When 5 Then ‘Clustered columnstore’             –Applies to: SQL Server 2014 & Above
When 6 Then ‘Nonclustered columnstore’    –Applies to: SQL Server 2012 & Above
When 7 Then ‘Nonclustered hash’                   –Applies to: SQL Server 2014 & Above
End) AS PK_IndexSubType,
(case ic.is_descending_key when 0 Then ‘ASC’ When 1 Then ‘DSC’ End) AS PK_Index_SortOrder,
(case ic.is_included_column when 0 Then ‘No’ When 1 Then ‘Yes’ End) AS Col_IsIncluded
from
sys.key_constraints kc
inner join sys.objects o
on o.object_id = kc.parent_object_id
inner join sys.indexes i        
on i.name = kc.name
AND i.is_primary_key=1                         — get only the indexes auto created with primary key
inner join sys.index_columns ic
on ic.object_id = kc.parent_object_id and ic.index_id = i.index_id
inner join sys.columns c
on c.object_id = kc.parent_object_id and c.column_id = ic.column_id
INNER JOIN sys.types t1                            — Get the column datatypes
ON c.user_type_id = t1.user_type_id
Where
kc.type=’PK’                                                  — For Primary=PF
order by 3,4

To drop or remove the Primary constraint , we need to provide the constraint name. If the constraint name is auto generated then get it GUI from the left side in SSMS under the table => Goto constraint => click on the constraint and drag it over the command window.

ALTER TABLE [dbo].[test] DROP CONSTRAINT [PK_ID]

Few examples might not work properly in MS SQL version less than 2008 R2. Please share your valuable comments.

Advertisements

One thought on “Primary Key

  1. Pingback: Integrity Constraint in SQL | Lessons I Learned from sql

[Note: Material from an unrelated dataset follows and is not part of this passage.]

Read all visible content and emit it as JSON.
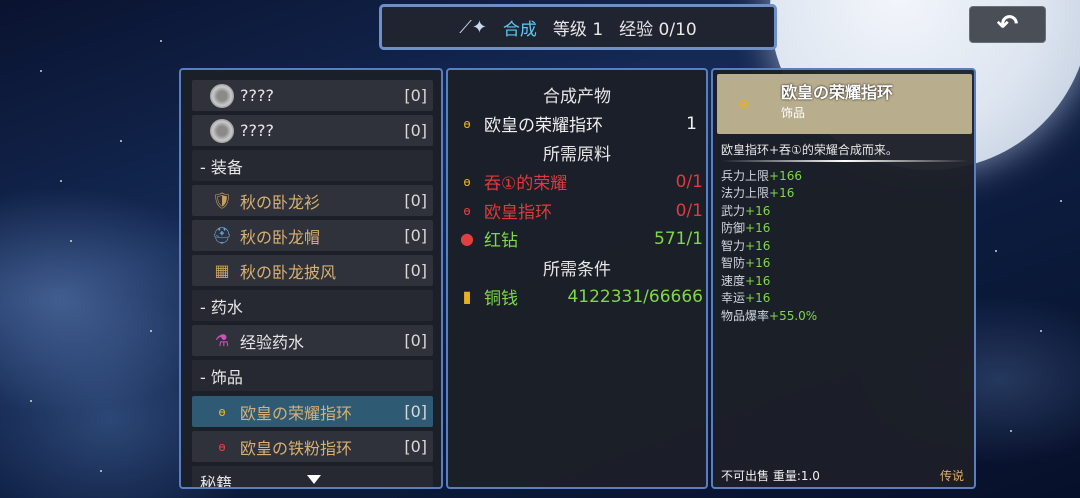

Leave a Reply

Please log in using one of these methods to post your comment:

WordPress.com Logo

You are commenting using your WordPress.com account. Log Out /  Change )

Google+ photo

You are commenting using your Google+ account. Log Out /  Change )

Twitter picture

You are commenting using your Twitter account. Log Out /  Change )

Facebook photo

You are commenting using your Facebook account. Log Out /  Change )

Connecting to %s